[Extracted entries Boundary: Start]

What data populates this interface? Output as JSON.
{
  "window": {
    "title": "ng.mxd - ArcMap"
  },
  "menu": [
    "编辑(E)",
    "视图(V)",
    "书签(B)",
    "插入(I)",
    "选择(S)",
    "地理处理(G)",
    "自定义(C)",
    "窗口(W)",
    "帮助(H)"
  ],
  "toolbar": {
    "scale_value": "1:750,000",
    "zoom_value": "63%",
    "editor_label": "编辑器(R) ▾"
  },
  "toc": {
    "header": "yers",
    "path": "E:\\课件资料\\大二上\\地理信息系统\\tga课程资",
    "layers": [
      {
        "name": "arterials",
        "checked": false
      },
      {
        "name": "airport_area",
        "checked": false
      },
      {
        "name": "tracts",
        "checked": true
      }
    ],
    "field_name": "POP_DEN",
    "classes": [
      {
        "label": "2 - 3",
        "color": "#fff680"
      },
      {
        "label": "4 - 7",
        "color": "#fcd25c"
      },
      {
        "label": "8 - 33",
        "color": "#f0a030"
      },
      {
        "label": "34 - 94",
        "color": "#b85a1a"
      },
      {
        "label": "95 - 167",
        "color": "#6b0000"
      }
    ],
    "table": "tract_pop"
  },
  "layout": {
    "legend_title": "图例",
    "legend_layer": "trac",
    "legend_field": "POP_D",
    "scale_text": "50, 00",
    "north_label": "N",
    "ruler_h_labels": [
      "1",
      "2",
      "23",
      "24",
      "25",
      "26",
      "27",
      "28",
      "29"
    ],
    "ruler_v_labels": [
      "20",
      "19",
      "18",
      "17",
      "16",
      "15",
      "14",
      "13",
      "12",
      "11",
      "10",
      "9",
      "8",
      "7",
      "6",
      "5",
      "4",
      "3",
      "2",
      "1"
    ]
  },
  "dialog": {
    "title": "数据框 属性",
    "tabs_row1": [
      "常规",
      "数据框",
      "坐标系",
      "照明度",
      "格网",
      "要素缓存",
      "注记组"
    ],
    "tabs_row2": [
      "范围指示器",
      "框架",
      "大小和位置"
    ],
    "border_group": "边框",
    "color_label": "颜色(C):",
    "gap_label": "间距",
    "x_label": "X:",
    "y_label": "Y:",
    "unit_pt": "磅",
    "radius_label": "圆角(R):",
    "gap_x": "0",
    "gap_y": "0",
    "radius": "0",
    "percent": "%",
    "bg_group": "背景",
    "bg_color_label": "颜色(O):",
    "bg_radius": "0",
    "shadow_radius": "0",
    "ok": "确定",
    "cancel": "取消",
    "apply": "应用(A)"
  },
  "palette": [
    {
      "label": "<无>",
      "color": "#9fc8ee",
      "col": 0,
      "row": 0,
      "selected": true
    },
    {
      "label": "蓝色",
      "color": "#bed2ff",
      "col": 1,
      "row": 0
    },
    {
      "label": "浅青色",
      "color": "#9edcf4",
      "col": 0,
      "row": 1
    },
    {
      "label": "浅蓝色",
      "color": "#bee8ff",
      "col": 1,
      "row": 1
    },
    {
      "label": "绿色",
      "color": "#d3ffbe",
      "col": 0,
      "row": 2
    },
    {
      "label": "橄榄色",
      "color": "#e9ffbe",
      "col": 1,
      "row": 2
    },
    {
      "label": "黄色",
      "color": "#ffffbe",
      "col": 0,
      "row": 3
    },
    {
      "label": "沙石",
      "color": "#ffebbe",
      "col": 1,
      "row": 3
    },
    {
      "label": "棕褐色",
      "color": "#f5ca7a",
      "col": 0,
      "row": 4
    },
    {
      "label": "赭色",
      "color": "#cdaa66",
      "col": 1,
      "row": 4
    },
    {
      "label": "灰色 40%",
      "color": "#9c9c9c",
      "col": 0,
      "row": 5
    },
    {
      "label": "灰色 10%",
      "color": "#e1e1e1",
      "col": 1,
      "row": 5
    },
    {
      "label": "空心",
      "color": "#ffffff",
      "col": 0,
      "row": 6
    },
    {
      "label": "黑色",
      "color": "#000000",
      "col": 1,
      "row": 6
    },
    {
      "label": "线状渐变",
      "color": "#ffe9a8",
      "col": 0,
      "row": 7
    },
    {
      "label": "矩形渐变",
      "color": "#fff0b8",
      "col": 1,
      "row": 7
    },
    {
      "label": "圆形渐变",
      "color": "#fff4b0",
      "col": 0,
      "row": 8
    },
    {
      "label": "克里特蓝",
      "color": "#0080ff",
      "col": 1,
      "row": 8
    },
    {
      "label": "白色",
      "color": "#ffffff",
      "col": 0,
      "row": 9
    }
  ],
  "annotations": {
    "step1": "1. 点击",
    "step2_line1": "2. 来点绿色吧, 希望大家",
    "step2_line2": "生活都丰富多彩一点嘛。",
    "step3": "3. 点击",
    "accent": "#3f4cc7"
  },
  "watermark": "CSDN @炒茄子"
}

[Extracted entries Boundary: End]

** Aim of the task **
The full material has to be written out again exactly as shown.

** Result for this task **
What data populates this interface? Output as JSON.
{
  "window": {
    "title": "ng.mxd - ArcMap"
  },
  "menu": [
    "编辑(E)",
    "视图(V)",
    "书签(B)",
    "插入(I)",
    "选择(S)",
    "地理处理(G)",
    "自定义(C)",
    "窗口(W)",
    "帮助(H)"
  ],
  "toolbar": {
    "scale_value": "1:750,000",
    "zoom_value": "63%",
    "editor_label": "编辑器(R) ▾"
  },
  "toc": {
    "header": "yers",
    "path": "E:\\课件资料\\大二上\\地理信息系统\\tga课程资",
    "layers": [
      {
        "name": "arterials",
        "checked": false
      },
      {
        "name": "airport_area",
        "checked": false
      },
      {
        "name": "tracts",
        "checked": true
      }
    ],
    "field_name": "POP_DEN",
    "classes": [
      {
        "label": "2 - 3",
        "color": "#fff680"
      },
      {
        "label": "4 - 7",
        "color": "#fcd25c"
      },
      {
        "label": "8 - 33",
        "color": "#f0a030"
      },
      {
        "label": "34 - 94",
        "color": "#b85a1a"
      },
      {
        "label": "95 - 167",
        "color": "#6b0000"
      }
    ],
    "table": "tract_pop"
  },
  "layout": {
    "legend_title": "图例",
    "legend_layer": "trac",
    "legend_field": "POP_D",
    "scale_text": "50, 00",
    "north_label": "N",
    "ruler_h_labels": [
      "1",
      "2",
      "23",
      "24",
      "25",
      "26",
      "27",
      "28",
      "29"
    ],
    "ruler_v_labels": [
      "20",
      "19",
      "18",
      "17",
      "16",
      "15",
      "14",
      "13",
      "12",
      "11",
      "10",
      "9",
      "8",
      "7",
      "6",
      "5",
      "4",
      "3",
      "2",
      "1"
    ]
  },
  "dialog": {
    "title": "数据框 属性",
    "tabs_row1": [
      "常规",
      "数据框",
      "坐标系",
      "照明度",
      "格网",
      "要素缓存",
      "注记组"
    ],
    "tabs_row2": [
      "范围指示器",
      "框架",
      "大小和位置"
    ],
    "border_group": "边框",
    "color_label": "颜色(C):",
    "gap_label": "间距",
    "x_label": "X:",
    "y_label": "Y:",
    "unit_pt": "磅",
    "radius_label": "圆角(R):",
    "gap_x": "0",
    "gap_y": "0",
    "radius": "0",
    "percent": "%",
    "bg_group": "背景",
    "bg_color_label": "颜色(O):",
    "bg_radius": "0",
    "shadow_radius": "0",
    "ok": "确定",
    "cancel": "取消",
    "apply": "应用(A)"
  },
  "palette": [
    {
      "label": "<无>",
      "color": "#9fc8ee",
      "col": 0,
      "row": 0,
      "selected": true
    },
    {
      "label": "蓝色",
      "color": "#bed2ff",
      "col": 1,
      "row": 0
    },
    {
      "label": "浅青色",
      "color": "#9edcf4",
      "col": 0,
      "row": 1
    },
    {
      "label": "浅蓝色",
      "color": "#bee8ff",
      "col": 1,
      "row": 1
    },
    {
      "label": "绿色",
      "color": "#d3ffbe",
      "col": 0,
      "row": 2
    },
    {
      "label": "橄榄色",
      "color": "#e9ffbe",
      "col": 1,
      "row": 2
    },
    {
      "label": "黄色",
      "color": "#ffffbe",
      "col": 0,
      "row": 3
    },
    {
      "label": "沙石",
      "color": "#ffebbe",
      "col": 1,
      "row": 3
    },
    {
      "label": "棕褐色",
      "color": "#f5ca7a",
      "col": 0,
      "row": 4
    },
    {
      "label": "赭色",
      "color": "#cdaa66",
      "col": 1,
      "row": 4
    },
    {
      "label": "灰色 40%",
      "color": "#9c9c9c",
      "col": 0,
      "row": 5
    },
    {
      "label": "灰色 10%",
      "color": "#e1e1e1",
      "col": 1,
      "row": 5
    },
    {
      "label": "空心",
      "color": "#ffffff",
      "col": 0,
      "row": 6
    },
    {
      "label": "黑色",
      "color": "#000000",
      "col": 1,
      "row": 6
    },
    {
      "label": "线状渐变",
      "color": "#ffe9a8",
      "col": 0,
      "row": 7
    },
    {
      "label": "矩形渐变",
      "color": "#fff0b8",
      "col": 1,
      "row": 7
    },
    {
      "label": "圆形渐变",
      "color": "#fff4b0",
      "col": 0,
      "row": 8
    },
    {
      "label": "克里特蓝",
      "color": "#0080ff",
      "col": 1,
      "row": 8
    },
    {
      "label": "白色",
      "color": "#ffffff",
      "col": 0,
      "row": 9
    }
  ],
  "annotations": {
    "step1": "1. 点击",
    "step2_line1": "2. 来点绿色吧, 希望大家",
    "step2_line2": "生活都丰富多彩一点嘛。",
    "step3": "3. 点击",
    "accent": "#3f4cc7"
  },
  "watermark": "CSDN @炒茄子"
}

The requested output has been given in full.